In all the disciplines related to design, from architecture to fashion, there is a moment in the story in which the drawing becomes the necessary meeting point between the head and the creator’s hand. It is thus that the word ‘design’ occurs in architecture: when the craft of the architect and the builder separate themselves and the need arises to close the gap a term is generated, one that christens drawing or planning before building. The complex and reciprocal relationship between drawing and object, between design and construction, between pattern and clothing, opens up questions about the distance between the invention and reproduction of an idea. It is no wonder that many of the patent drawings are worth more that the mass-produced object, and that many of the most iconic architecture and design projects remain in their planning phase.
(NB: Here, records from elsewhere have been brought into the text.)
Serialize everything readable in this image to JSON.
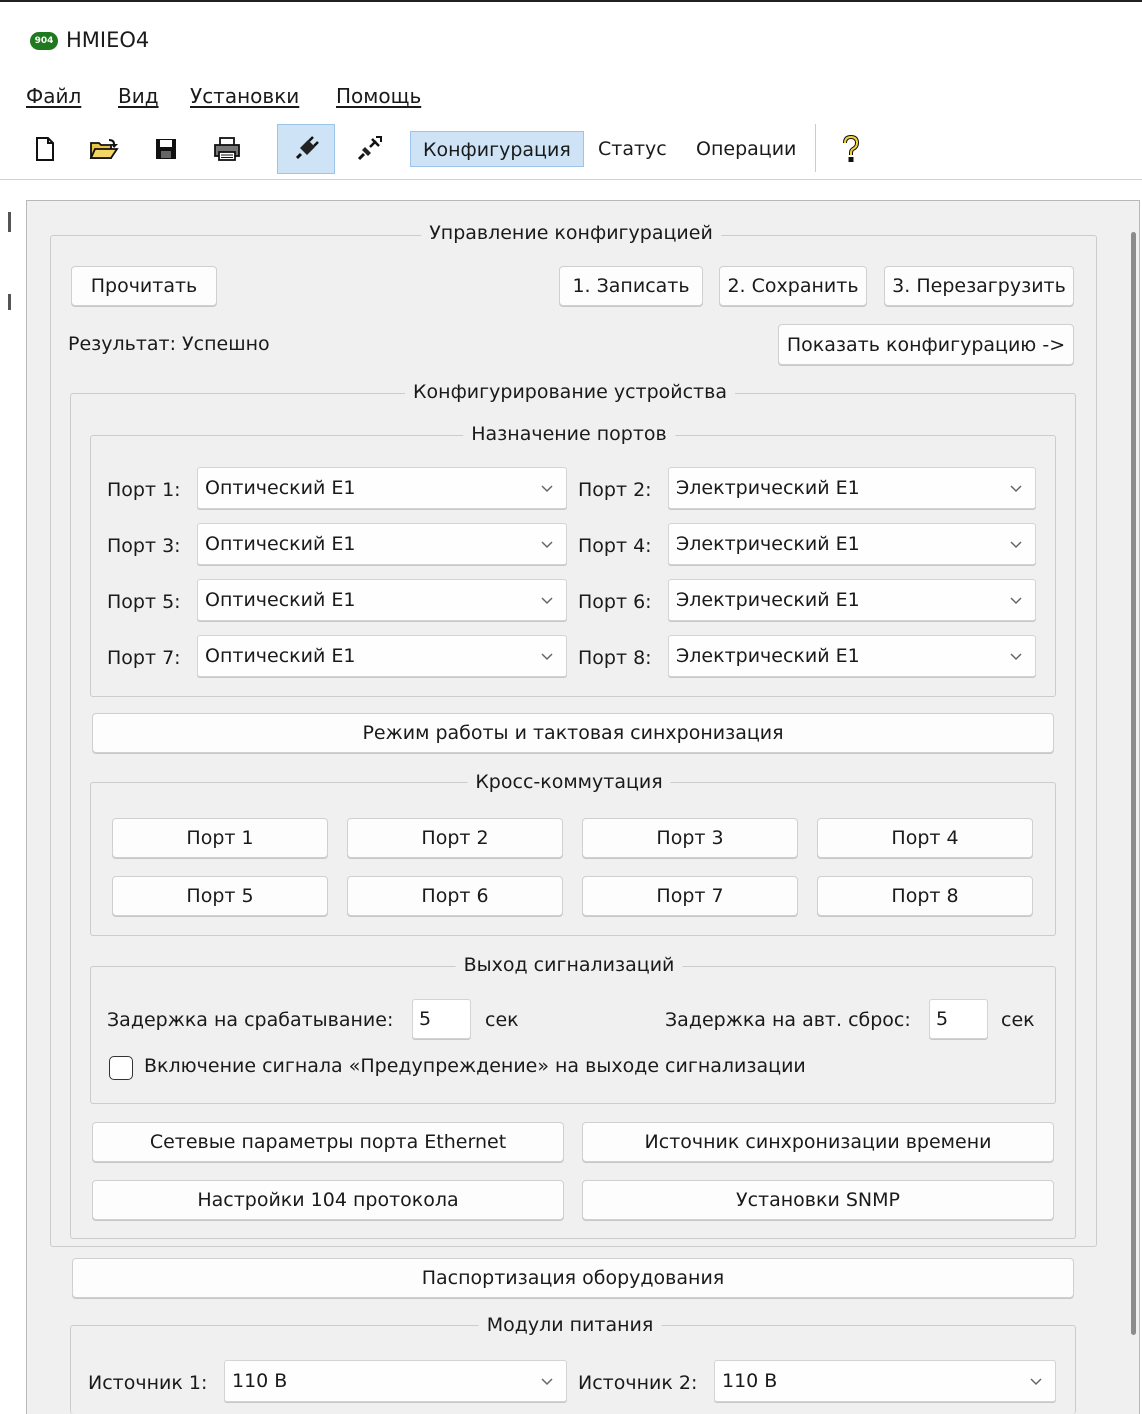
{
  "window": {
    "title": "HMIEO4",
    "logo_text": "904"
  },
  "menu": {
    "items": [
      "Файл",
      "Вид",
      "Установки",
      "Помощь"
    ]
  },
  "toolbar": {
    "tabs": [
      "Конфигурация",
      "Статус",
      "Операции"
    ],
    "active_tab": "Конфигурация",
    "colors": {
      "active": "#cfe3f7",
      "active_border": "#9cc4ea"
    }
  },
  "config_mgmt": {
    "title": "Управление конфигурацией",
    "read_button": "Прочитать",
    "write_button": "1. Записать",
    "save_button": "2. Сохранить",
    "reboot_button": "3. Перезагрузить",
    "result_text": "Результат: Успешно",
    "show_config_button": "Показать конфигурацию ->"
  },
  "device_config": {
    "title": "Конфигурирование устройства"
  },
  "ports": {
    "title": "Назначение портов",
    "rows": [
      {
        "left_label": "Порт 1:",
        "left_value": "Оптический Е1",
        "right_label": "Порт 2:",
        "right_value": "Электрический Е1"
      },
      {
        "left_label": "Порт 3:",
        "left_value": "Оптический Е1",
        "right_label": "Порт 4:",
        "right_value": "Электрический Е1"
      },
      {
        "left_label": "Порт 5:",
        "left_value": "Оптический Е1",
        "right_label": "Порт 6:",
        "right_value": "Электрический Е1"
      },
      {
        "left_label": "Порт 7:",
        "left_value": "Оптический Е1",
        "right_label": "Порт 8:",
        "right_value": "Электрический Е1"
      }
    ]
  },
  "mode_button": "Режим работы и тактовая синхронизация",
  "cross": {
    "title": "Кросс-коммутация",
    "buttons": [
      "Порт 1",
      "Порт 2",
      "Порт 3",
      "Порт 4",
      "Порт 5",
      "Порт 6",
      "Порт 7",
      "Порт 8"
    ]
  },
  "alarm": {
    "title": "Выход сигнализаций",
    "trigger_delay_label": "Задержка на срабатывание:",
    "trigger_delay_value": "5",
    "unit": "сек",
    "reset_delay_label": "Задержка на авт. сброс:",
    "reset_delay_value": "5",
    "warning_checkbox_label": "Включение сигнала «Предупреждение» на выходе сигнализации",
    "warning_checked": false
  },
  "extra_buttons": {
    "ethernet": "Сетевые параметры порта Ethernet",
    "time_sync": "Источник синхронизации времени",
    "protocol104": "Настройки 104 протокола",
    "snmp": "Установки SNMP"
  },
  "passport_button": "Паспортизация оборудования",
  "power": {
    "title": "Модули питания",
    "source1_label": "Источник 1:",
    "source1_value": "110 В",
    "source2_label": "Источник 2:",
    "source2_value": "110 В"
  }
}
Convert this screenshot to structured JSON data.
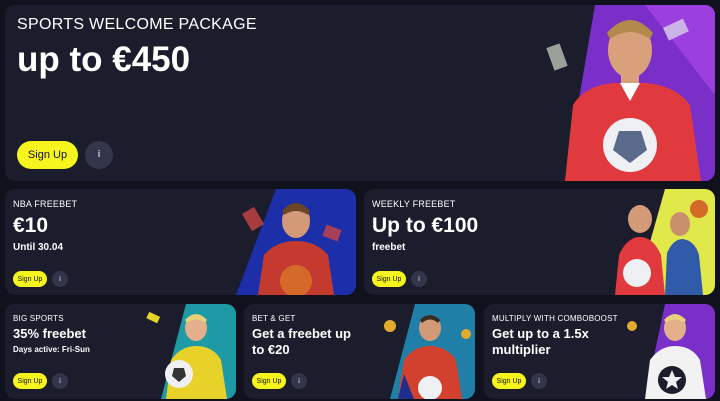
{
  "hero": {
    "eyebrow": "SPORTS WELCOME PACKAGE",
    "amount": "up to €450",
    "button": "Sign Up",
    "info_icon": "info-icon"
  },
  "nba": {
    "eyebrow": "NBA FREEBET",
    "amount": "€10",
    "sub": "Until 30.04",
    "button": "Sign Up"
  },
  "weekly": {
    "eyebrow": "WEEKLY FREEBET",
    "amount": "Up to €100",
    "sub": "freebet",
    "button": "Sign Up"
  },
  "bigsports": {
    "eyebrow": "BIG SPORTS",
    "title": "35% freebet",
    "sub": "Days active: Fri-Sun",
    "button": "Sign Up"
  },
  "betget": {
    "eyebrow": "BET & GET",
    "title_line1": "Get a freebet up",
    "title_line2": "to €20",
    "button": "Sign Up"
  },
  "combo": {
    "eyebrow": "MULTIPLY WITH COMBOBOOST",
    "title_line1": "Get up to a 1.5x",
    "title_line2": "multiplier",
    "button": "Sign Up"
  },
  "colors": {
    "background": "#0f111c",
    "card": "#1b1d2c",
    "button": "#f6f51d",
    "accent_purple": "#7a2fc9",
    "accent_blue": "#1d2fa8",
    "accent_teal": "#1e9aa6",
    "accent_yellow": "#e0e84a"
  }
}
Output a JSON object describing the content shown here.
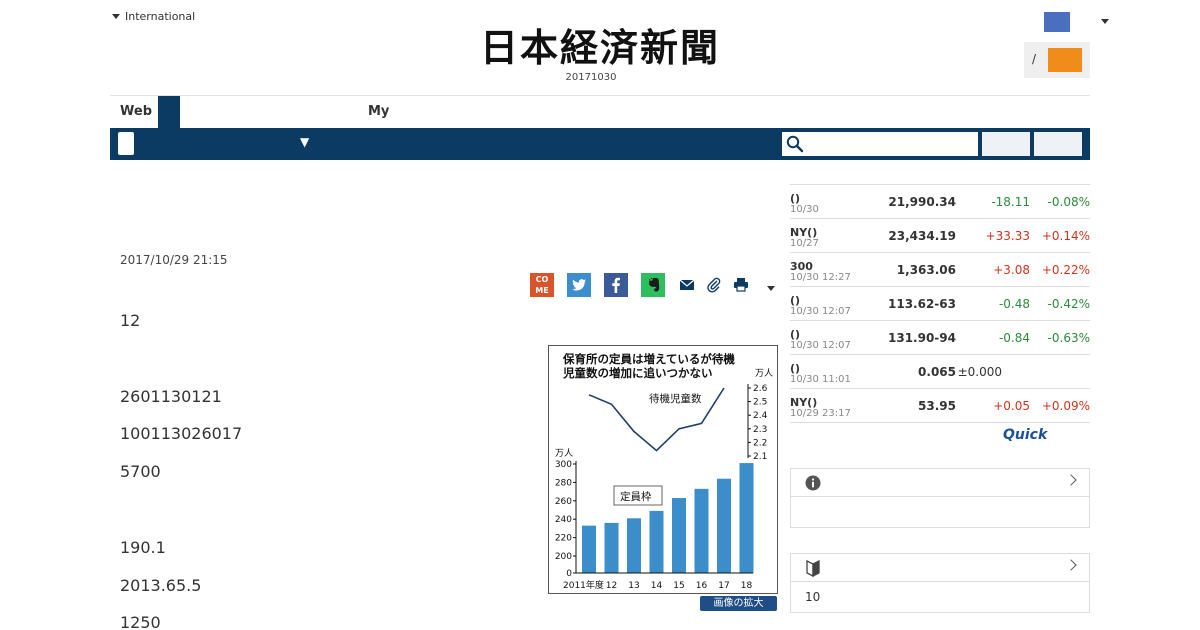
{
  "header": {
    "international_label": "International",
    "logo_text": "日本経済新聞",
    "edition_date": "20171030",
    "login_separator": "/"
  },
  "tabs": {
    "web_label": "Web",
    "my_label": "My"
  },
  "nav": {
    "dropdown_arrow": "▼",
    "search_placeholder": ""
  },
  "article": {
    "timestamp": "2017/10/29 21:15",
    "paragraphs": [
      "12",
      "2601130121",
      "100113026017",
      "5700",
      "190.1",
      "2013.65.5",
      "1250"
    ],
    "share_come_text": "CO\nME",
    "zoom_button_label": "画像の拡大"
  },
  "figure": {
    "title_line1": "保育所の定員は増えているが待機",
    "title_line2": "児童数の増加に追いつかない",
    "line_label": "待機児童数",
    "bar_label": "定員枠",
    "left_unit": "万人",
    "right_unit": "万人"
  },
  "chart_data": {
    "type": "bar",
    "title": "保育所の定員は増えているが待機児童数の増加に追いつかない",
    "categories": [
      "2011年度",
      "12",
      "13",
      "14",
      "15",
      "16",
      "17",
      "18"
    ],
    "series": [
      {
        "name": "定員枠",
        "axis": "left",
        "values": [
          233,
          236,
          241,
          249,
          263,
          273,
          284,
          301
        ]
      },
      {
        "name": "待機児童数",
        "axis": "right",
        "values": [
          2.55,
          2.48,
          2.28,
          2.14,
          2.3,
          2.34,
          2.6
        ]
      }
    ],
    "left_axis": {
      "label": "万人",
      "ticks": [
        0,
        200,
        220,
        240,
        260,
        280,
        300
      ],
      "ylim": [
        190,
        305
      ]
    },
    "right_axis": {
      "label": "万人",
      "ticks": [
        2.1,
        2.2,
        2.3,
        2.4,
        2.5,
        2.6
      ],
      "ylim": [
        2.05,
        2.65
      ]
    }
  },
  "market": {
    "rows": [
      {
        "name": "()",
        "time": "10/30",
        "value": "21,990.34",
        "change": "-18.11",
        "pct": "-0.08%",
        "dir": "down"
      },
      {
        "name": "NY()",
        "time": "10/27",
        "value": "23,434.19",
        "change": "+33.33",
        "pct": "+0.14%",
        "dir": "up"
      },
      {
        "name": "300",
        "time": "10/30 12:27",
        "value": "1,363.06",
        "change": "+3.08",
        "pct": "+0.22%",
        "dir": "up"
      },
      {
        "name": "()",
        "time": "10/30 12:07",
        "value": "113.62-63",
        "change": "-0.48",
        "pct": "-0.42%",
        "dir": "down"
      },
      {
        "name": "()",
        "time": "10/30 12:07",
        "value": "131.90-94",
        "change": "-0.84",
        "pct": "-0.63%",
        "dir": "down"
      },
      {
        "name": "()",
        "time": "10/30 11:01",
        "value": "0.065",
        "change": "±0.000",
        "pct": "",
        "dir": "flat"
      },
      {
        "name": "NY()",
        "time": "10/29 23:17",
        "value": "53.95",
        "change": "+0.05",
        "pct": "+0.09%",
        "dir": "up"
      }
    ],
    "provider_logo": "Quick"
  },
  "sidebar": {
    "box2_body": "10"
  },
  "colors": {
    "navy": "#0b3a62",
    "orange": "#f08c1a",
    "up": "#d0331b",
    "down": "#2c8a3a"
  }
}
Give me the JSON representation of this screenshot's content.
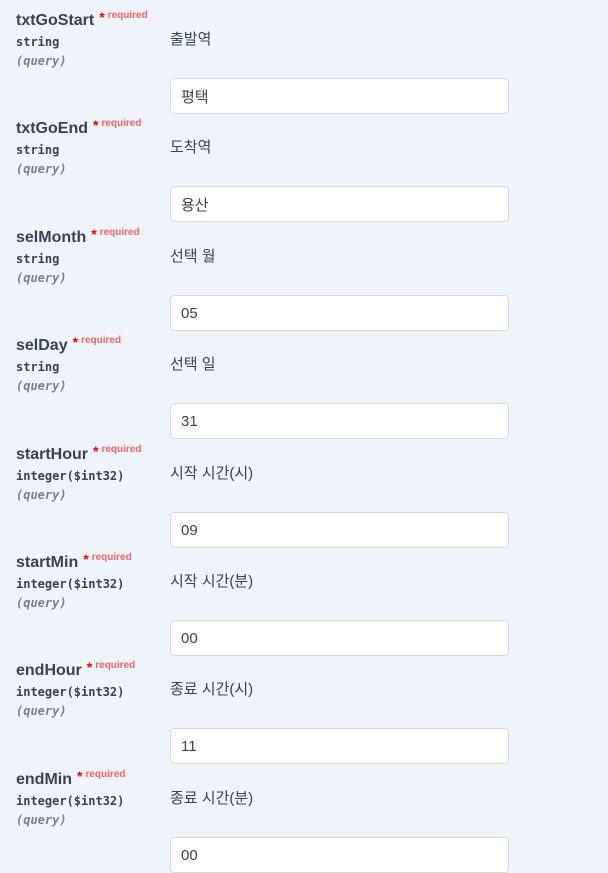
{
  "required_label": "required",
  "required_star": "*",
  "params": [
    {
      "name": "txtGoStart",
      "type": "string",
      "in": "(query)",
      "description": "출발역",
      "value": "평택"
    },
    {
      "name": "txtGoEnd",
      "type": "string",
      "in": "(query)",
      "description": "도착역",
      "value": "용산"
    },
    {
      "name": "selMonth",
      "type": "string",
      "in": "(query)",
      "description": "선택 월",
      "value": "05"
    },
    {
      "name": "selDay",
      "type": "string",
      "in": "(query)",
      "description": "선택 일",
      "value": "31"
    },
    {
      "name": "startHour",
      "type": "integer($int32)",
      "in": "(query)",
      "description": "시작 시간(시)",
      "value": "09"
    },
    {
      "name": "startMin",
      "type": "integer($int32)",
      "in": "(query)",
      "description": "시작 시간(분)",
      "value": "00"
    },
    {
      "name": "endHour",
      "type": "integer($int32)",
      "in": "(query)",
      "description": "종료 시간(시)",
      "value": "11"
    },
    {
      "name": "endMin",
      "type": "integer($int32)",
      "in": "(query)",
      "description": "종료 시간(분)",
      "value": "00"
    }
  ]
}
In this exhibition, we are interested in the drawing as crucial within design, an unavoidable link in the process of object production. Nevertheless, far from gloating in the singularity of the artistic and conceptual drawings of famous designers we often see in design museums, our interest lies in the anonymous drawing: the assembly instructions, the cutting patterns or the instruction manual. These drawings return us to an childish stage, when curiosity for the object’s anatomy overwhelmed us with dazzle over the graphic warmth of their designs. The constructive drawing and the illustration in the instructions present the naked object: a practical and state of the matter illustration without compositional or artistic pretentions. Its mechanical engineering logic, the black and white graphic, its index system and code generate a dynamic composition where different scales, layouts, elevations and connections are showcased in unison on a sheet of paper. Exploded axonometric drawings, which are so common in industrial design, remind us of Lissitsky’s drawings where objects, planes, lines and volumes seem to float freely in Euclidian space. In these representations, the object’s unity coexists with the specificity of its constructive elements in an amazing 3-D collage. Inspecting the details, the drawings included in the show broaden the essence of the objects and illustrate their genealogy in a simple and natural way. Let us hope that the drawings incorporated in this exhibition will help widen the show’s landscape and illustrate the assembly process of the selected works.
(1) Cut-Away" drawing of Kocher and Frey's Aluminaire House from Popular Mechanics (August 1931).
(2) Strida Bicycle, Exploded Axonometric View of its elements, Mark Sanders and Strida Design Team, GB, 2007.